MUSIC AND MYSTERY
If there’s a job in which mental illness is a benefit, it might be writing—at least, it helps Brian Caskey, the intriguing main character in Simon Maltman’s A Kill for the Poet. Caskey is a Northern Irish police officer turned author who assumes a new identity after a breakdown from which he can’t fully return. The author is left second-guessing the people and events in his new life, which helps when they’re actually untrustworthy. Approached by a mysterious Belgian who wants Caskey to tail a local man, Caskey gets in deeper than asked and things get rough physically as well as mentally. Also having a turbulent time is one of Caskey’s characters, P.I. Billy Chapman, who’s treading the same Belfast streets as Caskey, but in 1949. Chapman’s story, told in chapters that alternate with the present-day story, show that post-war Belfast was no quaint idyll. Like his fictional creator, Chapman is forced to take on work that sees him neck-deep in shady characters and life-threatening situations. Maltman’s narrative deftly switches between the past and present, and between seemingly genteel foreigners and grittier Belfast natives. Both stories end in unexpected and tense ways and will leave readers ready for more from Maltman—happily, this standalone work is the second in a series, after A Chaser on the Rocks.

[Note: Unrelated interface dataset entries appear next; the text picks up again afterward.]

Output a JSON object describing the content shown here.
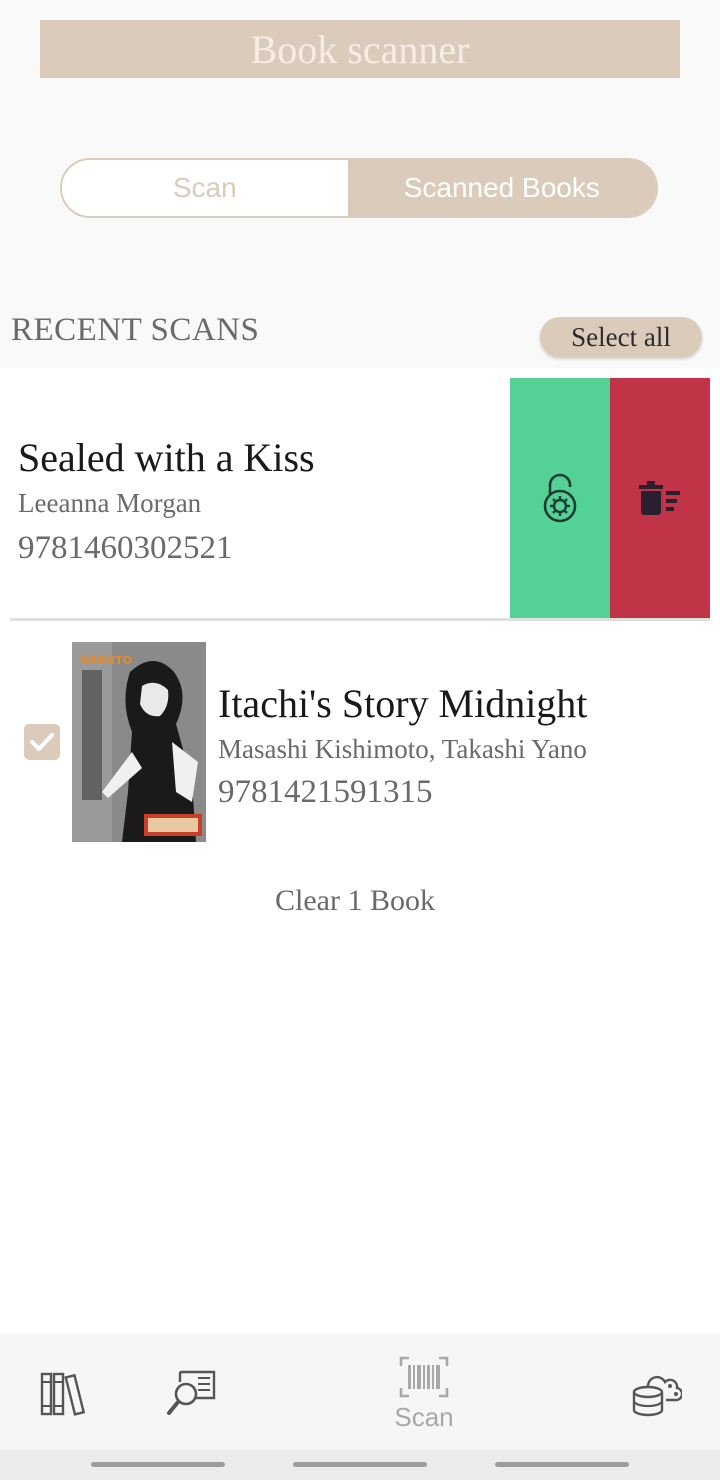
{
  "header": {
    "title": "Book scanner"
  },
  "tabs": {
    "scan": "Scan",
    "scanned_books": "Scanned Books"
  },
  "recent": {
    "label": "RECENT SCANS",
    "select_all": "Select all"
  },
  "books": [
    {
      "title": "Sealed with a Kiss",
      "author": "Leeanna Morgan",
      "isbn": "9781460302521"
    },
    {
      "title": "Itachi's Story Midnight",
      "author": "Masashi Kishimoto, Takashi Yano",
      "isbn": "9781421591315",
      "checked": true
    }
  ],
  "clear_button": "Clear 1 Book",
  "nav": {
    "scan_label": "Scan"
  },
  "colors": {
    "accent": "#dacbba",
    "unlock": "#54d296",
    "delete": "#c13346"
  },
  "icons": [
    "unlock-icon",
    "delete-icon",
    "check-icon",
    "library-icon",
    "search-book-icon",
    "barcode-icon",
    "cloud-database-icon"
  ]
}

Simon Maltman’s A Kill for the Poet is rich with musical references. IndiePicks asked Maltman for suggestions of music to listen to while enjoying his work, and below are his recommendations.
The Undertones: “Teenage Kicks”
Don McLean: “Mountains of Mourne”
Mark Lanegan: “Where Did You Sleep Last Night”
Blind Boys of Alabama: “Deep in the Hole”
Thin Lizzy: “The Black Rose”
Prince- “The Everlasting Now”
Art Blakey and the Jazz Messengers: “Free for All”